_WHAT YOU ARE ASKED TO DO_.
Copy each line of the entries below that contains the string "Image".

_DATA SUPPLIED_.
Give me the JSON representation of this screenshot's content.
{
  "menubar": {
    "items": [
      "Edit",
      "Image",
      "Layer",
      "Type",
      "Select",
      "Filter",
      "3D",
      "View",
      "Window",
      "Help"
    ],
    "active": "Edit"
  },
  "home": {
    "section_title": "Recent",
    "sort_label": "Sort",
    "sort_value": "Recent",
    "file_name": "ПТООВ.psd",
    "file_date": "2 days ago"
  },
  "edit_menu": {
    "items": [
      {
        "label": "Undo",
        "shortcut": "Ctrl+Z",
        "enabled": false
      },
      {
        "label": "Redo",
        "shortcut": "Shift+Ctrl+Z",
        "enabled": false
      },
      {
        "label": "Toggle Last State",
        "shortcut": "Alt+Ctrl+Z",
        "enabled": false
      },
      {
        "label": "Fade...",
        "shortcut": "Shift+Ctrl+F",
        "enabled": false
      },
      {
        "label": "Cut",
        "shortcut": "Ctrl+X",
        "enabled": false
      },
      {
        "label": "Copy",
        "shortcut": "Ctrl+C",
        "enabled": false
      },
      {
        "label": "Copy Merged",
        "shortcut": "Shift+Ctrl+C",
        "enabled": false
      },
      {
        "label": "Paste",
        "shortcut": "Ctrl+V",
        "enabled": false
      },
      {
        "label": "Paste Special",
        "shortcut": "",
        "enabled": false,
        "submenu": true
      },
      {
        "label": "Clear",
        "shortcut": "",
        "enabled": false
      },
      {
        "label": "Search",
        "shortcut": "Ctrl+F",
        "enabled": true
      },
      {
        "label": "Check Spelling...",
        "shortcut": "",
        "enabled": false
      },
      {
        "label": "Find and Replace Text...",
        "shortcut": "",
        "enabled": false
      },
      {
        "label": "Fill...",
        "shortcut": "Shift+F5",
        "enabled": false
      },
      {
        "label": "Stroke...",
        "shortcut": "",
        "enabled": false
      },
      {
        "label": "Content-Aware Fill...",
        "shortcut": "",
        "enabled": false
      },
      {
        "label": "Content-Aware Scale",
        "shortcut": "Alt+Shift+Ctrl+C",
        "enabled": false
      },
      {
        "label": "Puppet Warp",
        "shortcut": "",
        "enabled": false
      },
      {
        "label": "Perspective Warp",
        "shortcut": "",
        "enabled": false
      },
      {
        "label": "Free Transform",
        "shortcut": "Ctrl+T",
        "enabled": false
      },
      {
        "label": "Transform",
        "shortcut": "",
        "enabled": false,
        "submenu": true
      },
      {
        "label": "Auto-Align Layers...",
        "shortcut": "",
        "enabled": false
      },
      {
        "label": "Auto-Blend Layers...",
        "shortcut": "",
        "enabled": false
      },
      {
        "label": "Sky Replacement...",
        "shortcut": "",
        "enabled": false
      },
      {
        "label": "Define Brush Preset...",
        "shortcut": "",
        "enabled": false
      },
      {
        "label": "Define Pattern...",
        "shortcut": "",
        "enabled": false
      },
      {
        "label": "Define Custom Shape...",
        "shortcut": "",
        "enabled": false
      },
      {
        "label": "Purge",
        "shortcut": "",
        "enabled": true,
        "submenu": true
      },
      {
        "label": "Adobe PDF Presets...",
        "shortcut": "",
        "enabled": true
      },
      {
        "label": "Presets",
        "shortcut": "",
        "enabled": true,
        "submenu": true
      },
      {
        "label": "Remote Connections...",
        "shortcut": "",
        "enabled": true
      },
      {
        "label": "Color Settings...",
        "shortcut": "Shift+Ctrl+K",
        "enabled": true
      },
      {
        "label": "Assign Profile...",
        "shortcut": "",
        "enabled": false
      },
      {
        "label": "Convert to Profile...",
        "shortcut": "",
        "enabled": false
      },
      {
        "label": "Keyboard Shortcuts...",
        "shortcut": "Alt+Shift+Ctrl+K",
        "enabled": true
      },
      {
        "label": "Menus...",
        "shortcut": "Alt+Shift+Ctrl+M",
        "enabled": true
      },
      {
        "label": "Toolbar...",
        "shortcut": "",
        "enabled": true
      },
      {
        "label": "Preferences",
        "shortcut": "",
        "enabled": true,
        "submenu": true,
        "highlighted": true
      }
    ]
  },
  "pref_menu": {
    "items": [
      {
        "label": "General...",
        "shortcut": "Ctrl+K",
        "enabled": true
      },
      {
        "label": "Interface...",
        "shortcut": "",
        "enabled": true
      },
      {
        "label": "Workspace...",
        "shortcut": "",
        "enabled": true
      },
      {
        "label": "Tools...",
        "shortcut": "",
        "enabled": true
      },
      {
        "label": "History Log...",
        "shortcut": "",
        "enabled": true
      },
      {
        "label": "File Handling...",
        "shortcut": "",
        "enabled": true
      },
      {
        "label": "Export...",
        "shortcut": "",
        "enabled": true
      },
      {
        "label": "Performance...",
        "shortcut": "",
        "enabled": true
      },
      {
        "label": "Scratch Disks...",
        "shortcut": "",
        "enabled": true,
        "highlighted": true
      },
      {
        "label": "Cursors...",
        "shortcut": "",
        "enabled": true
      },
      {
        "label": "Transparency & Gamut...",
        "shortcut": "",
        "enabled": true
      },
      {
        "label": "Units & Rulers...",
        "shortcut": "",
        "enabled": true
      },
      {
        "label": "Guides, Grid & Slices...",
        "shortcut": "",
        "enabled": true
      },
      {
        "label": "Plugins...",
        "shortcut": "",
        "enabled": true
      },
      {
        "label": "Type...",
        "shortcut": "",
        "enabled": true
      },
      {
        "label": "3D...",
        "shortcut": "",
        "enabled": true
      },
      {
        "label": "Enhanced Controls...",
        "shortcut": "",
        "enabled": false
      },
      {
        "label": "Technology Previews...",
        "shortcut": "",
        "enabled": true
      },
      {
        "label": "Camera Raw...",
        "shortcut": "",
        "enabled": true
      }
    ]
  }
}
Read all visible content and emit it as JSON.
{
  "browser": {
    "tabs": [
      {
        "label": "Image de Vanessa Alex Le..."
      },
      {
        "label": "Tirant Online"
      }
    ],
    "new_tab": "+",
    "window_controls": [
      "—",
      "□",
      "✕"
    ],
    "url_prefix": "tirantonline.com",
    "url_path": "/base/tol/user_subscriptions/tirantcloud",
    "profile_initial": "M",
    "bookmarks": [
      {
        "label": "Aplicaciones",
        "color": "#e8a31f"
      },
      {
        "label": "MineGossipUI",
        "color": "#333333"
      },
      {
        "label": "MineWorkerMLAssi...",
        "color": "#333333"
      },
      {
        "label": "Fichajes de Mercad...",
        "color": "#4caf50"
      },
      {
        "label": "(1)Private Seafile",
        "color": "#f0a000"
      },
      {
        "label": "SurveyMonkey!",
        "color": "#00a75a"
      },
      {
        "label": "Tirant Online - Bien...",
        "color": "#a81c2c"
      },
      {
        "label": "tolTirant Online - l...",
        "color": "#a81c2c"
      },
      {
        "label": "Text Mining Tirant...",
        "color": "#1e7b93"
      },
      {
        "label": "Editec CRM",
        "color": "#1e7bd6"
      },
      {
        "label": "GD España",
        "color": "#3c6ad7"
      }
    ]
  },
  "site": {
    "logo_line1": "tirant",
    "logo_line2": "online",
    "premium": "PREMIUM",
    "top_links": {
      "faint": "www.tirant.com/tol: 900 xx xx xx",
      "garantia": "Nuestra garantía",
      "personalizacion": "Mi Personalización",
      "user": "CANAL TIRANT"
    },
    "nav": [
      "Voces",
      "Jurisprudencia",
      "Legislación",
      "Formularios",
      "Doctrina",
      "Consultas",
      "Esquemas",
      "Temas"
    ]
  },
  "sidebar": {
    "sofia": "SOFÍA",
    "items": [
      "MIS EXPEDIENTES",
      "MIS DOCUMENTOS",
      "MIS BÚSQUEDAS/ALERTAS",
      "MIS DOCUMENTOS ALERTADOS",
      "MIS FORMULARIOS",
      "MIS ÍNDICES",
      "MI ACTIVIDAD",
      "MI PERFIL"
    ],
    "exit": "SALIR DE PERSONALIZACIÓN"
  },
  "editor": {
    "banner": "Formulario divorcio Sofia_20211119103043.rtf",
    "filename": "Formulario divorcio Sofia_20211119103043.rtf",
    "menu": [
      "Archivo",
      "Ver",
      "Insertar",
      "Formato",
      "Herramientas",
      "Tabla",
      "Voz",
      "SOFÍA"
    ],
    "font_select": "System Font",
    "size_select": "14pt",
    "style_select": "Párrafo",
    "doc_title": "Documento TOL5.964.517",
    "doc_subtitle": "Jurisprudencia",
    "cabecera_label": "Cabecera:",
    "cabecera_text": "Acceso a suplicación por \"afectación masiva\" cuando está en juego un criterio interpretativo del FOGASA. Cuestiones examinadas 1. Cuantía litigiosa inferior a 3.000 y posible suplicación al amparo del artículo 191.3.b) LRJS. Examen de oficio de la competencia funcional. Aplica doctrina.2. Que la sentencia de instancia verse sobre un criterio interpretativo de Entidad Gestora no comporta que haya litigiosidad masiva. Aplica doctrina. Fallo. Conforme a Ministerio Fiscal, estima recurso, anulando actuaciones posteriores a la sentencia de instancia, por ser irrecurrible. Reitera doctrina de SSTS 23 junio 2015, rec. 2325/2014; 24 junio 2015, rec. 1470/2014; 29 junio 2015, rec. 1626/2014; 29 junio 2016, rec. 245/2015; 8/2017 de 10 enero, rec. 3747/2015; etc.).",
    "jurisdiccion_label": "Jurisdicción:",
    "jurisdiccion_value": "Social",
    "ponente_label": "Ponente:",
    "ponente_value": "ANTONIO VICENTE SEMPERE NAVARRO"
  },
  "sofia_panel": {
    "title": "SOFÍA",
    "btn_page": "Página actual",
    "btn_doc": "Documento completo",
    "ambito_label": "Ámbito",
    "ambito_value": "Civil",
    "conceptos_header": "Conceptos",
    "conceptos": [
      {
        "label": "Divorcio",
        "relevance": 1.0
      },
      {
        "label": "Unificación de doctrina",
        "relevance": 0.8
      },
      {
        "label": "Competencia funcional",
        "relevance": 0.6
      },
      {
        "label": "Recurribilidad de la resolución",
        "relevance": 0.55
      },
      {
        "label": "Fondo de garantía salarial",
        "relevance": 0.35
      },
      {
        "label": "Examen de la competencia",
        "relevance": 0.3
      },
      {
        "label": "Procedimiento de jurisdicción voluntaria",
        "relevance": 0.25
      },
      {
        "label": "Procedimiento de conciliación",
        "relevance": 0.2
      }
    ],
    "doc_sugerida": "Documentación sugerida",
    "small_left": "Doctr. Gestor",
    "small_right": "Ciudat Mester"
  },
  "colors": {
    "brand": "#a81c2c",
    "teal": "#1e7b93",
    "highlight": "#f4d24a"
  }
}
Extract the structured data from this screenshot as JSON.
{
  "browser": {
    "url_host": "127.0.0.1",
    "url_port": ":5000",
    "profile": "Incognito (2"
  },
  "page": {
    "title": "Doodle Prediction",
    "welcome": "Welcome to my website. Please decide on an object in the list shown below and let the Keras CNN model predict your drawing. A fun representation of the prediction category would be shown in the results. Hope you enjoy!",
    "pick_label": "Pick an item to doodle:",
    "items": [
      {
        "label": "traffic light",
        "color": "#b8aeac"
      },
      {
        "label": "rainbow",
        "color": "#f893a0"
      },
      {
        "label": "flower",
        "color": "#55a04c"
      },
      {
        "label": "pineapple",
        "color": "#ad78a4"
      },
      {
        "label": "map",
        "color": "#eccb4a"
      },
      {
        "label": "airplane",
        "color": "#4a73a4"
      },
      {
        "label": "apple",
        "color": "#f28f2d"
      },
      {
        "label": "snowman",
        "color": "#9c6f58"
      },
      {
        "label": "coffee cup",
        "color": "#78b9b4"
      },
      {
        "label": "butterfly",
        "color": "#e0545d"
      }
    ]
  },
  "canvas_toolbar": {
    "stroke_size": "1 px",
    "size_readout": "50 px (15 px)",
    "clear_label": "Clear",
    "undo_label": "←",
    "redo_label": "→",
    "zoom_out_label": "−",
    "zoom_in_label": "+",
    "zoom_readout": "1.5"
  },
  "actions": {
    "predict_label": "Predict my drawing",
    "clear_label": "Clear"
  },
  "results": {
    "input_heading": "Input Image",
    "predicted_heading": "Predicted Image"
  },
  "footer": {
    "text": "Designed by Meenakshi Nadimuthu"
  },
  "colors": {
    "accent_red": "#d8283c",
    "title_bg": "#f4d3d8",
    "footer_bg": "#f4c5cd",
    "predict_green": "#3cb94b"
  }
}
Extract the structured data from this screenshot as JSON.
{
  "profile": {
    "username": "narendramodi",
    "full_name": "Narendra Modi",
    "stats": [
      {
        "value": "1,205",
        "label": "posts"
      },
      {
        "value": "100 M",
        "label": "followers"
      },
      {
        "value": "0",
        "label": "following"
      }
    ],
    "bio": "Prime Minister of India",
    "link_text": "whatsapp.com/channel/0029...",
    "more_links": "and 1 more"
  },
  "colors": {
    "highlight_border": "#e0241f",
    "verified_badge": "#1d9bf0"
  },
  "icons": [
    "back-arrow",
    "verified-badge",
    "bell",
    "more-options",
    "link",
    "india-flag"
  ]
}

_SOLUTION_.
      "Image",
        "label": "Image de Vanessa Alex Le..."
    "input_heading": "Input Image",
    "predicted_heading": "Predicted Image"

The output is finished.